Given Hollinger’s $730 million of debt, observers see no way for the company to survive without selling at least some of its assets. Numerous parties have expressed interest in The Daily Telegraph, and The Washington Post Group has been repeatedly mentioned for its interest in the Chicago Sun-Times. An Israeli media insider said the assumption is that the Post will be sold separately from the rest of the Hollinger papers.
In the past, Black, who gave up his Canadian citizenship to become a British lord, has defended his company’s dealings with a brashness for which he is famous. When minority investors called for an investigation at Hollinger earlier this year, he called them “zealots” who were caught in the “fad” of corporate governance. But on Monday he released a statement recognizing that “the present structure of the group clearly must be renovated.”
Many former employees of the Post say the departure of Radler as chairman of the newspaper’s board does not come soon enough. When Hollinger first bought the Post, an ensuing editorial clash led to the resignation of 30 members of the Post’s editorial staff, including the top two editors.
Landau, who resigned as managing editor at the time, said that after this exodus of employees, “the rump paper lurched 180 degrees to the right, and plummeted from journalistic excellence to journalistic non-credibility.” The free-market-oriented and hawkish editorial policies that Radler brought to the Post were staples of other Hollinger newspapers.
The early resignations brought on by the heavy-handed editorial policy were followed by a number of firings and a vigorous effort to break the newspaper’s labor union.
On hearing of Radler’s resignation, Landau said, “I remembered the biblical injunction against rejoicing at the downfall of people who deserve to fall down.”
Radler has not shied away from admitting the “ruthless” cost-cutting measures he used to turn a profit. In one interview in Maclean’s, he said: “I visit the office of each prospective property at night and count the desks. That tells me how many people work there. If the place has, say, forty-two desks, I know I can put that paper out with thirty people, and that means a dozen people will be leaving payroll even though I haven’t seen their faces yet.”
An internal investigation at Hollinger, the results of which were released Monday, found that Black and Radler had each been paid $7.2 million in 2000 and 2001 from a $73.7 million “non-competition” agreement with a chain of Canadian papers. The payments to Black and Radler were not authorized by the Hollinger board, and were inaccurately reported to the Security and Exchange Commission, according to the company’s internal report.
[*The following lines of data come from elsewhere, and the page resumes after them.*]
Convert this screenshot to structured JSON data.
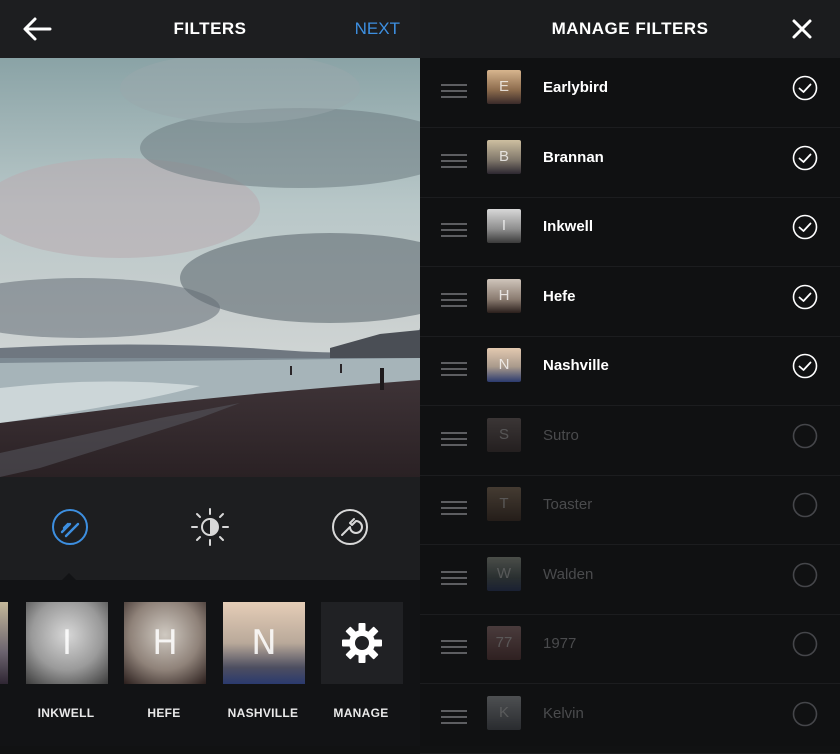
{
  "left_header": {
    "title": "FILTERS",
    "next_label": "NEXT"
  },
  "right_header": {
    "title": "MANAGE FILTERS"
  },
  "tools": [
    "lux-icon",
    "brightness-icon",
    "wrench-icon"
  ],
  "strip": [
    {
      "name": "INKWELL",
      "letter": "I"
    },
    {
      "name": "HEFE",
      "letter": "H"
    },
    {
      "name": "NASHVILLE",
      "letter": "N"
    },
    {
      "name": "MANAGE",
      "letter": ""
    }
  ],
  "filters": [
    {
      "name": "Earlybird",
      "letter": "E",
      "enabled": true
    },
    {
      "name": "Brannan",
      "letter": "B",
      "enabled": true
    },
    {
      "name": "Inkwell",
      "letter": "I",
      "enabled": true
    },
    {
      "name": "Hefe",
      "letter": "H",
      "enabled": true
    },
    {
      "name": "Nashville",
      "letter": "N",
      "enabled": true
    },
    {
      "name": "Sutro",
      "letter": "S",
      "enabled": false
    },
    {
      "name": "Toaster",
      "letter": "T",
      "enabled": false
    },
    {
      "name": "Walden",
      "letter": "W",
      "enabled": false
    },
    {
      "name": "1977",
      "letter": "77",
      "enabled": false
    },
    {
      "name": "Kelvin",
      "letter": "K",
      "enabled": false
    }
  ],
  "colors": {
    "accent": "#3d8fe0",
    "background": "#101112"
  }
}
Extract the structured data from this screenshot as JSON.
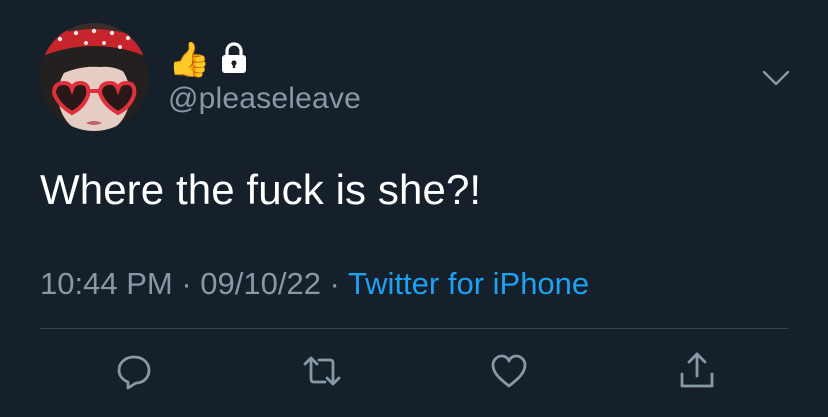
{
  "user": {
    "handle": "@pleaseleave",
    "name_emoji": "👍",
    "badge_icon": "lock-icon"
  },
  "tweet": {
    "text": "Where the fuck is she?!",
    "time": "10:44 PM",
    "separator": " · ",
    "date": "09/10/22",
    "source": "Twitter for iPhone"
  },
  "actions": {
    "reply_icon": "reply-icon",
    "retweet_icon": "retweet-icon",
    "like_icon": "heart-icon",
    "share_icon": "share-icon"
  },
  "colors": {
    "background": "#15202b",
    "text": "#ffffff",
    "secondary": "#8899a6",
    "link": "#1da1f2",
    "divider": "#38444d"
  }
}
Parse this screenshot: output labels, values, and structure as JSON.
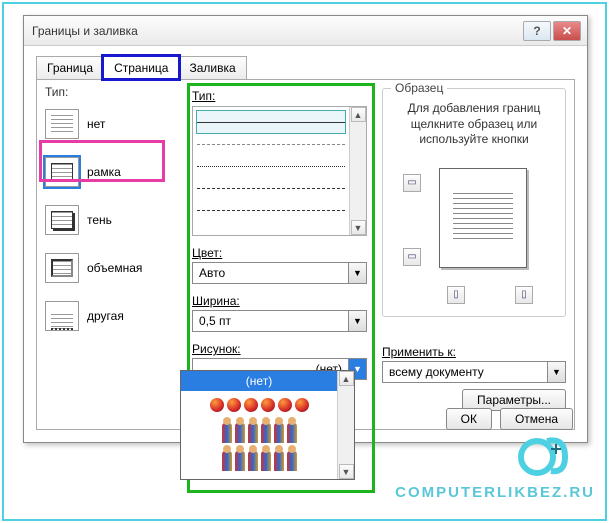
{
  "dialog": {
    "title": "Границы и заливка"
  },
  "tabs": {
    "border": "Граница",
    "page": "Страница",
    "shading": "Заливка"
  },
  "type": {
    "heading": "Тип:",
    "none": "нет",
    "box": "рамка",
    "shadow": "тень",
    "threeD": "объемная",
    "custom": "другая"
  },
  "style": {
    "heading": "Тип:",
    "color_label": "Цвет:",
    "color_value": "Авто",
    "width_label": "Ширина:",
    "width_value": "0,5 пт",
    "art_label": "Рисунок:",
    "art_value": "(нет)",
    "art_none": "(нет)"
  },
  "preview": {
    "heading": "Образец",
    "hint1": "Для добавления границ",
    "hint2": "щелкните образец или",
    "hint3": "используйте кнопки",
    "apply_label": "Применить к:",
    "apply_value": "всему документу",
    "params": "Параметры..."
  },
  "buttons": {
    "ok": "ОК",
    "cancel": "Отмена"
  },
  "watermark": "COMPUTERLIKBEZ.RU"
}
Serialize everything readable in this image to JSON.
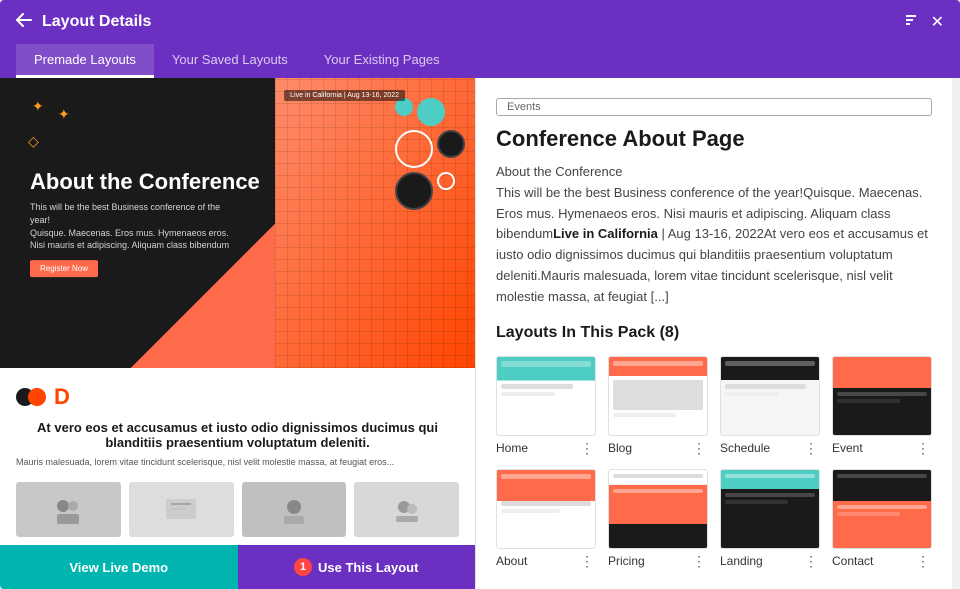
{
  "header": {
    "title": "Layout Details",
    "back_icon": "←",
    "sort_icon": "↕",
    "close_icon": "✕"
  },
  "tabs": [
    {
      "id": "premade",
      "label": "Premade Layouts",
      "active": true
    },
    {
      "id": "saved",
      "label": "Your Saved Layouts",
      "active": false
    },
    {
      "id": "existing",
      "label": "Your Existing Pages",
      "active": false
    }
  ],
  "preview": {
    "title": "About the Conference",
    "subtitle": "This will be the best Business conference of the year!",
    "body_text": "Quisque. Maecenas. Eros mus. Hymenaeos eros. Nisi mauris et adipiscing. Aliquam class bibendum",
    "live_banner": "Live in California | Aug 13-16, 2022",
    "register_btn": "Register Now",
    "logo_letter": "D",
    "content_heading": "At vero eos et accusamus et iusto odio dignissimos ducimus qui blanditiis praesentium voluptatum deleniti.",
    "content_body": "Mauris malesuada, lorem vitae tincidunt scelerisque, nisl velit molestie massa, at feugiat eros..."
  },
  "buttons": {
    "demo": "View Live Demo",
    "use_layout": "Use This Layout",
    "badge": "1"
  },
  "detail": {
    "tag": "Events",
    "title": "Conference About Page",
    "description": "About the ConferenceThis will be the best Business conference of the year!Quisque. Maecenas. Eros mus. Hymenaeos eros. Nisi mauris et adipiscing. Aliquam class bibendumLive in California | Aug 13-16, 2022At vero eos et accusamus et iusto odio dignissimos ducimus qui blanditiis praesentium voluptatum deleniti.Mauris malesuada, lorem vitae tincidunt scelerisque, nisl velit molestie massa, at feugiat [...]",
    "pack_title": "Layouts In This Pack (8)"
  },
  "layouts": [
    {
      "id": "home",
      "label": "Home",
      "mockup_class": "mock-home"
    },
    {
      "id": "blog",
      "label": "Blog",
      "mockup_class": "mock-blog"
    },
    {
      "id": "schedule",
      "label": "Schedule",
      "mockup_class": "mock-schedule"
    },
    {
      "id": "event",
      "label": "Event",
      "mockup_class": "mock-event"
    },
    {
      "id": "about",
      "label": "About",
      "mockup_class": "mock-about"
    },
    {
      "id": "registration",
      "label": "Pricing",
      "mockup_class": "mock-registration"
    },
    {
      "id": "landing",
      "label": "Landing",
      "mockup_class": "mock-landing"
    },
    {
      "id": "contact",
      "label": "Contact",
      "mockup_class": "mock-contact"
    }
  ],
  "colors": {
    "header_bg": "#6B2FC1",
    "teal": "#00b5b0",
    "orange": "#ff6b4a"
  }
}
A company statement said Black will continue in a non-executive capacity while helping to formulate a plan for the future that could include “a possible sale of the company” or “a sale of one or more of its major properties.”
It would appear that the problems at Hollinger will have less of an impact on The New York Sun: The company reportedly owns just a 12% stake in the paper. “Conrad Black, who represents Hollinger International Inc. on the board of The New York Sun, is an active and trusted director, and we value his leadership enormously,” Lipsky, the newspaper’s president and editor, said in a statement.
Sun publicist Charlotte Ibarra said of Hollinger, “We wish them luck, but as far as we’re concerned they have a small stake in the Sun.”
One media observer in New York downplayed the potential impact on the Sun, saying, “I don’t see it as having a big impact except as a matter of perception.”
If Hertog becomes entangled in the problems at Alliance Capital, however, the consequences for the Sun could be greater. Hertog is the chairman of the Sun, and it has been reported that he owns close to half of the conservative newspaper.
The Sun declined to comment on the problems at Alliance. Hertog did not return phone calls.